*** Opening TASK INPUTS ***

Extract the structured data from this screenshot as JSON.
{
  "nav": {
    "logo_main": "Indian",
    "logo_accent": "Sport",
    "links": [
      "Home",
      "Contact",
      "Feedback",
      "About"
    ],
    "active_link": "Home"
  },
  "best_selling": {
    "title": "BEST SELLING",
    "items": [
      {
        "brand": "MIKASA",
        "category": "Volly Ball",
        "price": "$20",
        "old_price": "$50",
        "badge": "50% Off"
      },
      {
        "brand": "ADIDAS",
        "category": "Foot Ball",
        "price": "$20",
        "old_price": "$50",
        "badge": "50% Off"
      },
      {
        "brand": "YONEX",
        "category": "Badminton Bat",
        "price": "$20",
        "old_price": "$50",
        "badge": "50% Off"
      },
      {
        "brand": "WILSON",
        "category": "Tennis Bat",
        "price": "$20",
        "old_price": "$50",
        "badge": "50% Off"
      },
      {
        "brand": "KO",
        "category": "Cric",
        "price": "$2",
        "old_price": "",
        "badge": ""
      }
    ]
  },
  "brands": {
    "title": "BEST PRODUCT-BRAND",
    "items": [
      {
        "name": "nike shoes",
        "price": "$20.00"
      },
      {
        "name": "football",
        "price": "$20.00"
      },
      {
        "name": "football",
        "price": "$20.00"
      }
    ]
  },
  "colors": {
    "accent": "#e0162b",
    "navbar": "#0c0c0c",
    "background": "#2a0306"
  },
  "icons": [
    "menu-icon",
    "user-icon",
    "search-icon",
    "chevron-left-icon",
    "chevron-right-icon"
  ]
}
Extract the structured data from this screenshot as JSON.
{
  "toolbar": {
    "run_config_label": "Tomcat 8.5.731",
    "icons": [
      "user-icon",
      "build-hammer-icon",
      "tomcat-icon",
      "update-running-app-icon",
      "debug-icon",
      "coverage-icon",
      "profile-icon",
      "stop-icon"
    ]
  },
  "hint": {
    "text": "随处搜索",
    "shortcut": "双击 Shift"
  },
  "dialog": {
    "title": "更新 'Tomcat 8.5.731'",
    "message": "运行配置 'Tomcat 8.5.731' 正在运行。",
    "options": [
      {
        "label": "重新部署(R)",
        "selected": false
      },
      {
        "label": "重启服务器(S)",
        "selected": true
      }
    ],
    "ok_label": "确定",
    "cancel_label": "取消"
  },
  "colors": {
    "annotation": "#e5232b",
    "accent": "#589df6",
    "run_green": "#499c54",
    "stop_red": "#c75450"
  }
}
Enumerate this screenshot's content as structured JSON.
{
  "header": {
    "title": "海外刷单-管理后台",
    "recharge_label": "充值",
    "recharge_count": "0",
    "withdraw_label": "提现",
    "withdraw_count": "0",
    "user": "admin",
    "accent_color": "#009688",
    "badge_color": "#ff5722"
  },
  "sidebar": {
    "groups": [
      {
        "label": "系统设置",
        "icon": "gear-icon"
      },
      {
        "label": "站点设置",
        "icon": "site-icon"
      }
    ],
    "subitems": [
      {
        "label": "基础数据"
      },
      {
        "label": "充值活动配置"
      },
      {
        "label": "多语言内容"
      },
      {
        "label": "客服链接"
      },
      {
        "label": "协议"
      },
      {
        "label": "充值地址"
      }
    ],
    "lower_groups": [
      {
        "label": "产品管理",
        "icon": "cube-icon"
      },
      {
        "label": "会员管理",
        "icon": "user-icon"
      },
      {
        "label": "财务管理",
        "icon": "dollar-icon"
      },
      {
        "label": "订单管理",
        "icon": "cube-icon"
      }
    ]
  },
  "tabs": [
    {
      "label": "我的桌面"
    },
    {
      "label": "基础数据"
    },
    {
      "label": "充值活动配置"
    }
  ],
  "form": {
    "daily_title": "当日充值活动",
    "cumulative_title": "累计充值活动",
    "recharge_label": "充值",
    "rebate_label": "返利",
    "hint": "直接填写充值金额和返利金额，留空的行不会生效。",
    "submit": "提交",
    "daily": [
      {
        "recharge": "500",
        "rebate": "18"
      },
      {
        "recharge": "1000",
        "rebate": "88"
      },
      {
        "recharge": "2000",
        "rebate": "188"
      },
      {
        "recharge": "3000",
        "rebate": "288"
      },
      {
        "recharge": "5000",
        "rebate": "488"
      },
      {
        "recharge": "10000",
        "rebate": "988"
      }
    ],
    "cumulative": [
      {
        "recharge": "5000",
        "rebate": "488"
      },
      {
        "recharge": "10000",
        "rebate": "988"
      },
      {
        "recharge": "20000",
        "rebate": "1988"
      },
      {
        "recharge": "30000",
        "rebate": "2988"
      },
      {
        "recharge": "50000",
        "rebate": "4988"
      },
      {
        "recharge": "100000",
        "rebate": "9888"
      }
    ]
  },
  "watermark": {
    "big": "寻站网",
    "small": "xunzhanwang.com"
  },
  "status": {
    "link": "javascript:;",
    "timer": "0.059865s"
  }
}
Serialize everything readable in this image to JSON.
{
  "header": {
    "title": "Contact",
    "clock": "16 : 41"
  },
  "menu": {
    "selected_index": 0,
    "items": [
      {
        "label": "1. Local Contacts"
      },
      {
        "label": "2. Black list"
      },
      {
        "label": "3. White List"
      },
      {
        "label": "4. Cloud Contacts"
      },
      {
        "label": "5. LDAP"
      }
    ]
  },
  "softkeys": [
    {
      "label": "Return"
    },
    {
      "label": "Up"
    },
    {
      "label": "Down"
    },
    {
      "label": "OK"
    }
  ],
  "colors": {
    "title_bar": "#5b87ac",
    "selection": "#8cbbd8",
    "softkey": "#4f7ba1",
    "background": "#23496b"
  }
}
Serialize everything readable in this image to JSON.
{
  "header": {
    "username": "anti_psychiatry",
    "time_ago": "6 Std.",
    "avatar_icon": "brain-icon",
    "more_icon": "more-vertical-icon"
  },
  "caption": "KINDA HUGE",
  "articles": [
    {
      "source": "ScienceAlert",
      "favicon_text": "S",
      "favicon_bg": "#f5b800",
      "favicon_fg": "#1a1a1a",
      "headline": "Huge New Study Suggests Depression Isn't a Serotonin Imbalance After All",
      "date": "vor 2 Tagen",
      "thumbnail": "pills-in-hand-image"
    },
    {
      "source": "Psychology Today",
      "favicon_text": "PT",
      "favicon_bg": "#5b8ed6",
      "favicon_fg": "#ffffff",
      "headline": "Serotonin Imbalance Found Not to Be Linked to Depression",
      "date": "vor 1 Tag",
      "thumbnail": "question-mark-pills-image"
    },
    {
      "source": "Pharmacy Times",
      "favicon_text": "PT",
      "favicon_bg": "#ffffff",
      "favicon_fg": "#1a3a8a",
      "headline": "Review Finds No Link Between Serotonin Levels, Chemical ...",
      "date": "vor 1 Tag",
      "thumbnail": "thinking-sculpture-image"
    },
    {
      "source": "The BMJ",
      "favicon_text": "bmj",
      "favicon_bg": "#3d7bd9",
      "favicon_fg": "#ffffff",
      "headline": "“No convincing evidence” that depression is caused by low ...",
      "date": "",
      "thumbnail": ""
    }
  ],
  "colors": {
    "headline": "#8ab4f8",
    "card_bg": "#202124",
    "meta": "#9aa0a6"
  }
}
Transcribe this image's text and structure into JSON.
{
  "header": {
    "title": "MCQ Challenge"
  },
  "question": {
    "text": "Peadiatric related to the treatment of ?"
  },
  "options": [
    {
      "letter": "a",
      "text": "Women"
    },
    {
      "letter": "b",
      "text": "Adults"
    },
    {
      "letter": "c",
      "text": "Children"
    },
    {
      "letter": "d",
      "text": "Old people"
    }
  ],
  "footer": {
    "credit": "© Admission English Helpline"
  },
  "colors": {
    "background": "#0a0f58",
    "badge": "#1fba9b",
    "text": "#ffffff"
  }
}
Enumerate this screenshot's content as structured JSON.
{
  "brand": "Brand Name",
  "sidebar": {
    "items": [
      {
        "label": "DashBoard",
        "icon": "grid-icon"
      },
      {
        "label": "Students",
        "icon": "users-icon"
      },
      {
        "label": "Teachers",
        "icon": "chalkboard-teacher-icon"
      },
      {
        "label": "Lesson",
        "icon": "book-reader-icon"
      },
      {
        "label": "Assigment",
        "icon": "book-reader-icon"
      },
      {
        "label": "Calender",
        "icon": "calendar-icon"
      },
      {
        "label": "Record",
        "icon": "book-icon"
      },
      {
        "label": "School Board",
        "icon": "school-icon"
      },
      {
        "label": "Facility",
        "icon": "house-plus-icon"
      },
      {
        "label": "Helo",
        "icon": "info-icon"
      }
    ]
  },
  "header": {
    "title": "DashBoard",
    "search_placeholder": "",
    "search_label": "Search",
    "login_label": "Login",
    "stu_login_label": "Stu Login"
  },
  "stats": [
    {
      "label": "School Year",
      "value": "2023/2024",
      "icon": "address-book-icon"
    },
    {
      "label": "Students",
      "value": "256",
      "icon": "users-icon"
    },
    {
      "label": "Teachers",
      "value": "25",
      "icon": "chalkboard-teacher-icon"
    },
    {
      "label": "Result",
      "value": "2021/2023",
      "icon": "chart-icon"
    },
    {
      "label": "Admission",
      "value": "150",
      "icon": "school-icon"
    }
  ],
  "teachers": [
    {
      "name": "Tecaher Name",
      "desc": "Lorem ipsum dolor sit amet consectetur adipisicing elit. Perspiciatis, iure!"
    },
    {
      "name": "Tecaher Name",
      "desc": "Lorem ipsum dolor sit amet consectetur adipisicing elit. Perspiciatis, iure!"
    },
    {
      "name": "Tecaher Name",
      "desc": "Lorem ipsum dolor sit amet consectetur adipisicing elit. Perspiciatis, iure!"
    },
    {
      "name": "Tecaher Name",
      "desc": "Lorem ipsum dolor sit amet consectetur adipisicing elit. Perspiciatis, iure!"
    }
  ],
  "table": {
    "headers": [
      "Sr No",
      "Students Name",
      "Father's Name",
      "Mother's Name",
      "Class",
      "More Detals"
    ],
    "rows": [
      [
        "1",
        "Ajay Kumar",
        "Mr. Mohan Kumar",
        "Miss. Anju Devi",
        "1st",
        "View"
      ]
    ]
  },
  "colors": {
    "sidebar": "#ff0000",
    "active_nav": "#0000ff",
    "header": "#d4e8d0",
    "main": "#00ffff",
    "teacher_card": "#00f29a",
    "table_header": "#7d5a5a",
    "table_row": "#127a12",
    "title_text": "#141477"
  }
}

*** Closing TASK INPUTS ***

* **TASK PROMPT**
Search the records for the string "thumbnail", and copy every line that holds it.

* **REPLY**
      "thumbnail": "pills-in-hand-image"
      "thumbnail": "question-mark-pills-image"
      "thumbnail": "thinking-sculpture-image"
      "thumbnail": ""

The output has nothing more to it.